- **GOAL OF THE EXERCISE**
Each entry is to be restated word for word, with nothing omitted.

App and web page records

##########

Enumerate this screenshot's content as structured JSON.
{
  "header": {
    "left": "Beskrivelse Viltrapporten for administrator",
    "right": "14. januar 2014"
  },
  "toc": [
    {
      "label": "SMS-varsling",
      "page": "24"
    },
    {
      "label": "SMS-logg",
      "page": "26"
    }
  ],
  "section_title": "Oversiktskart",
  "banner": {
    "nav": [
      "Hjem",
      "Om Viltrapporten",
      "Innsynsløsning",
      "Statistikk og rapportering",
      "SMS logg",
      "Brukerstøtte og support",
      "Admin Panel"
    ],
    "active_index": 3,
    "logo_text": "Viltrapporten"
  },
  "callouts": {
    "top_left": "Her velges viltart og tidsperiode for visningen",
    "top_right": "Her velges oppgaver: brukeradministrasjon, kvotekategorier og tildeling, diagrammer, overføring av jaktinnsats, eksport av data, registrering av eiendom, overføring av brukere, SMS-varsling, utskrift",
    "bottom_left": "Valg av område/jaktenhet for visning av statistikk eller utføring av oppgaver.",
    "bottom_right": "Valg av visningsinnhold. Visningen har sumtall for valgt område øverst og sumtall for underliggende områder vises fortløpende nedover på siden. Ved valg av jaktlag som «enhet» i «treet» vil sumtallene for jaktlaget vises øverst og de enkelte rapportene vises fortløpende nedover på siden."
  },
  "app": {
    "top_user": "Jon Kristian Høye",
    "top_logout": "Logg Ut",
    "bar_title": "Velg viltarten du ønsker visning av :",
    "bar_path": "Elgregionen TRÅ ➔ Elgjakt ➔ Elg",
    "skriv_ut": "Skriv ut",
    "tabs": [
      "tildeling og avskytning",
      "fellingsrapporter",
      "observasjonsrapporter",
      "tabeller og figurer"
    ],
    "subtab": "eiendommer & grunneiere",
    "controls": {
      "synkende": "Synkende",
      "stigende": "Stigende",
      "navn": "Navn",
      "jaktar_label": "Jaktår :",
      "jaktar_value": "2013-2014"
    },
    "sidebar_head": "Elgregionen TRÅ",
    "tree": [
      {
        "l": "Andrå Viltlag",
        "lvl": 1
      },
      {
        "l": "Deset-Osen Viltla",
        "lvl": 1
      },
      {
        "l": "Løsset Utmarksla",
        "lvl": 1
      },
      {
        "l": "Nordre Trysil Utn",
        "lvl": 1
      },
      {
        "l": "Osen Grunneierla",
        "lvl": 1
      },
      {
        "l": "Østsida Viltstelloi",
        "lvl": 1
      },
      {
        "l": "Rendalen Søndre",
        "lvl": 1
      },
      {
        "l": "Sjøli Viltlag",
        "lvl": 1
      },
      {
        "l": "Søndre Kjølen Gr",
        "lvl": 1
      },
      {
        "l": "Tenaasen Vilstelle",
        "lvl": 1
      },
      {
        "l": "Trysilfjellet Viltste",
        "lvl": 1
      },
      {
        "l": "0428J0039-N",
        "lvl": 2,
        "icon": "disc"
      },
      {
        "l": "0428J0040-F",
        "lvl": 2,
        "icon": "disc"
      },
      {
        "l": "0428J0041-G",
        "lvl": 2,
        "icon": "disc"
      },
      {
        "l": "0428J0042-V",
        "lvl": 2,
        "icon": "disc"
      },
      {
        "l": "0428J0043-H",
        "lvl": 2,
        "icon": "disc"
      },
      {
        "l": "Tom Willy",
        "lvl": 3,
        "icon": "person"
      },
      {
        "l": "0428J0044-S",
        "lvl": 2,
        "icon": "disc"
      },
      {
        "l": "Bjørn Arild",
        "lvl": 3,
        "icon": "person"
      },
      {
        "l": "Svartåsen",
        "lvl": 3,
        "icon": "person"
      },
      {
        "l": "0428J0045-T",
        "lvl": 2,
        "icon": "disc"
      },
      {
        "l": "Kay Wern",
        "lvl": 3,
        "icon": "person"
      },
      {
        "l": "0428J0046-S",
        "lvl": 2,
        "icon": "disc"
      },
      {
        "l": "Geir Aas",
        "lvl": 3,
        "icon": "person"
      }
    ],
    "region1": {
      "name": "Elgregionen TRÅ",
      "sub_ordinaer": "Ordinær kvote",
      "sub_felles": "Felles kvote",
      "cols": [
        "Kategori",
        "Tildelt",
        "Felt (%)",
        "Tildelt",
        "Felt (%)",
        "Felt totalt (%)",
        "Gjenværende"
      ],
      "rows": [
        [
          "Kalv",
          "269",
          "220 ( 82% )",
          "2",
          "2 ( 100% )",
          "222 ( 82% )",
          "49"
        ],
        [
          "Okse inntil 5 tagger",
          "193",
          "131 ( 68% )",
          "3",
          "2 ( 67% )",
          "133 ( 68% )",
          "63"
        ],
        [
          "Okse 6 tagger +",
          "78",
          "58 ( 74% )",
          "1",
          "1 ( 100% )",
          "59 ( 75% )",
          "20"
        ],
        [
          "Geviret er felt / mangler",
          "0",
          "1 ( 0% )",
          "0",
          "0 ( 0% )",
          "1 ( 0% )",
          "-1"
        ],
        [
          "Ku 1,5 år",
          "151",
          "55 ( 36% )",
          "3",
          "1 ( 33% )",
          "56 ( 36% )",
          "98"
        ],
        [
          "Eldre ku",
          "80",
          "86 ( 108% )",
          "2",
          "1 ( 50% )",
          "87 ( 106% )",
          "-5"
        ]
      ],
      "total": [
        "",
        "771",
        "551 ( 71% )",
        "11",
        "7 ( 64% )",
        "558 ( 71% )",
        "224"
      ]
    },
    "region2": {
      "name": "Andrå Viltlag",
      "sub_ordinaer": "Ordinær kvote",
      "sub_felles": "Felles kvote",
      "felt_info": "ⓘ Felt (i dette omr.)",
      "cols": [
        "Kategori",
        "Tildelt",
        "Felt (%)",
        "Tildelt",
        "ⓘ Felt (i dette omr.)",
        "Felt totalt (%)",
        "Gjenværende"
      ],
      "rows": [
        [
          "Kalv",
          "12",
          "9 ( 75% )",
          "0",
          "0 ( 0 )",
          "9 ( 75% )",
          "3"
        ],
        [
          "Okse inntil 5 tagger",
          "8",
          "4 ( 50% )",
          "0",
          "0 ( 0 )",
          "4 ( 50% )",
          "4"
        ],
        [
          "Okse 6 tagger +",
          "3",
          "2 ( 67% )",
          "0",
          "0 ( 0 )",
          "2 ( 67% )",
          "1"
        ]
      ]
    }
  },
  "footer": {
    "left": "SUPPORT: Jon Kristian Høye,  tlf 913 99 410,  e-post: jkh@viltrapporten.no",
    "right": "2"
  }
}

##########

- **YOUR RESPONSE**
Enumerate this screenshot's content as structured JSON.
{
  "header": {
    "left": "Beskrivelse Viltrapporten for administrator",
    "right": "14. januar 2014"
  },
  "toc": [
    {
      "label": "SMS-varsling",
      "page": "24"
    },
    {
      "label": "SMS-logg",
      "page": "26"
    }
  ],
  "section_title": "Oversiktskart",
  "banner": {
    "nav": [
      "Hjem",
      "Om Viltrapporten",
      "Innsynsløsning",
      "Statistikk og rapportering",
      "SMS logg",
      "Brukerstøtte og support",
      "Admin Panel"
    ],
    "active_index": 3,
    "logo_text": "Viltrapporten"
  },
  "callouts": {
    "top_left": "Her velges viltart og tidsperiode for visningen",
    "top_right": "Her velges oppgaver: brukeradministrasjon, kvotekategorier og tildeling, diagrammer, overføring av jaktinnsats, eksport av data, registrering av eiendom, overføring av brukere, SMS-varsling, utskrift",
    "bottom_left": "Valg av område/jaktenhet for visning av statistikk eller utføring av oppgaver.",
    "bottom_right": "Valg av visningsinnhold. Visningen har sumtall for valgt område øverst og sumtall for underliggende områder vises fortløpende nedover på siden. Ved valg av jaktlag som «enhet» i «treet» vil sumtallene for jaktlaget vises øverst og de enkelte rapportene vises fortløpende nedover på siden."
  },
  "app": {
    "top_user": "Jon Kristian Høye",
    "top_logout": "Logg Ut",
    "bar_title": "Velg viltarten du ønsker visning av :",
    "bar_path": "Elgregionen TRÅ ➔ Elgjakt ➔ Elg",
    "skriv_ut": "Skriv ut",
    "tabs": [
      "tildeling og avskytning",
      "fellingsrapporter",
      "observasjonsrapporter",
      "tabeller og figurer"
    ],
    "subtab": "eiendommer & grunneiere",
    "controls": {
      "synkende": "Synkende",
      "stigende": "Stigende",
      "navn": "Navn",
      "jaktar_label": "Jaktår :",
      "jaktar_value": "2013-2014"
    },
    "sidebar_head": "Elgregionen TRÅ",
    "tree": [
      {
        "l": "Andrå Viltlag",
        "lvl": 1
      },
      {
        "l": "Deset-Osen Viltla",
        "lvl": 1
      },
      {
        "l": "Løsset Utmarksla",
        "lvl": 1
      },
      {
        "l": "Nordre Trysil Utn",
        "lvl": 1
      },
      {
        "l": "Osen Grunneierla",
        "lvl": 1
      },
      {
        "l": "Østsida Viltstelloi",
        "lvl": 1
      },
      {
        "l": "Rendalen Søndre",
        "lvl": 1
      },
      {
        "l": "Sjøli Viltlag",
        "lvl": 1
      },
      {
        "l": "Søndre Kjølen Gr",
        "lvl": 1
      },
      {
        "l": "Tenaasen Vilstelle",
        "lvl": 1
      },
      {
        "l": "Trysilfjellet Viltste",
        "lvl": 1
      },
      {
        "l": "0428J0039-N",
        "lvl": 2,
        "icon": "disc"
      },
      {
        "l": "0428J0040-F",
        "lvl": 2,
        "icon": "disc"
      },
      {
        "l": "0428J0041-G",
        "lvl": 2,
        "icon": "disc"
      },
      {
        "l": "0428J0042-V",
        "lvl": 2,
        "icon": "disc"
      },
      {
        "l": "0428J0043-H",
        "lvl": 2,
        "icon": "disc"
      },
      {
        "l": "Tom Willy",
        "lvl": 3,
        "icon": "person"
      },
      {
        "l": "0428J0044-S",
        "lvl": 2,
        "icon": "disc"
      },
      {
        "l": "Bjørn Arild",
        "lvl": 3,
        "icon": "person"
      },
      {
        "l": "Svartåsen",
        "lvl": 3,
        "icon": "person"
      },
      {
        "l": "0428J0045-T",
        "lvl": 2,
        "icon": "disc"
      },
      {
        "l": "Kay Wern",
        "lvl": 3,
        "icon": "person"
      },
      {
        "l": "0428J0046-S",
        "lvl": 2,
        "icon": "disc"
      },
      {
        "l": "Geir Aas",
        "lvl": 3,
        "icon": "person"
      }
    ],
    "region1": {
      "name": "Elgregionen TRÅ",
      "sub_ordinaer": "Ordinær kvote",
      "sub_felles": "Felles kvote",
      "cols": [
        "Kategori",
        "Tildelt",
        "Felt (%)",
        "Tildelt",
        "Felt (%)",
        "Felt totalt (%)",
        "Gjenværende"
      ],
      "rows": [
        [
          "Kalv",
          "269",
          "220 ( 82% )",
          "2",
          "2 ( 100% )",
          "222 ( 82% )",
          "49"
        ],
        [
          "Okse inntil 5 tagger",
          "193",
          "131 ( 68% )",
          "3",
          "2 ( 67% )",
          "133 ( 68% )",
          "63"
        ],
        [
          "Okse 6 tagger +",
          "78",
          "58 ( 74% )",
          "1",
          "1 ( 100% )",
          "59 ( 75% )",
          "20"
        ],
        [
          "Geviret er felt / mangler",
          "0",
          "1 ( 0% )",
          "0",
          "0 ( 0% )",
          "1 ( 0% )",
          "-1"
        ],
        [
          "Ku 1,5 år",
          "151",
          "55 ( 36% )",
          "3",
          "1 ( 33% )",
          "56 ( 36% )",
          "98"
        ],
        [
          "Eldre ku",
          "80",
          "86 ( 108% )",
          "2",
          "1 ( 50% )",
          "87 ( 106% )",
          "-5"
        ]
      ],
      "total": [
        "",
        "771",
        "551 ( 71% )",
        "11",
        "7 ( 64% )",
        "558 ( 71% )",
        "224"
      ]
    },
    "region2": {
      "name": "Andrå Viltlag",
      "sub_ordinaer": "Ordinær kvote",
      "sub_felles": "Felles kvote",
      "felt_info": "ⓘ Felt (i dette omr.)",
      "cols": [
        "Kategori",
        "Tildelt",
        "Felt (%)",
        "Tildelt",
        "ⓘ Felt (i dette omr.)",
        "Felt totalt (%)",
        "Gjenværende"
      ],
      "rows": [
        [
          "Kalv",
          "12",
          "9 ( 75% )",
          "0",
          "0 ( 0 )",
          "9 ( 75% )",
          "3"
        ],
        [
          "Okse inntil 5 tagger",
          "8",
          "4 ( 50% )",
          "0",
          "0 ( 0 )",
          "4 ( 50% )",
          "4"
        ],
        [
          "Okse 6 tagger +",
          "3",
          "2 ( 67% )",
          "0",
          "0 ( 0 )",
          "2 ( 67% )",
          "1"
        ]
      ]
    }
  },
  "footer": {
    "left": "SUPPORT: Jon Kristian Høye,  tlf 913 99 410,  e-post: jkh@viltrapporten.no",
    "right": "2"
  }
}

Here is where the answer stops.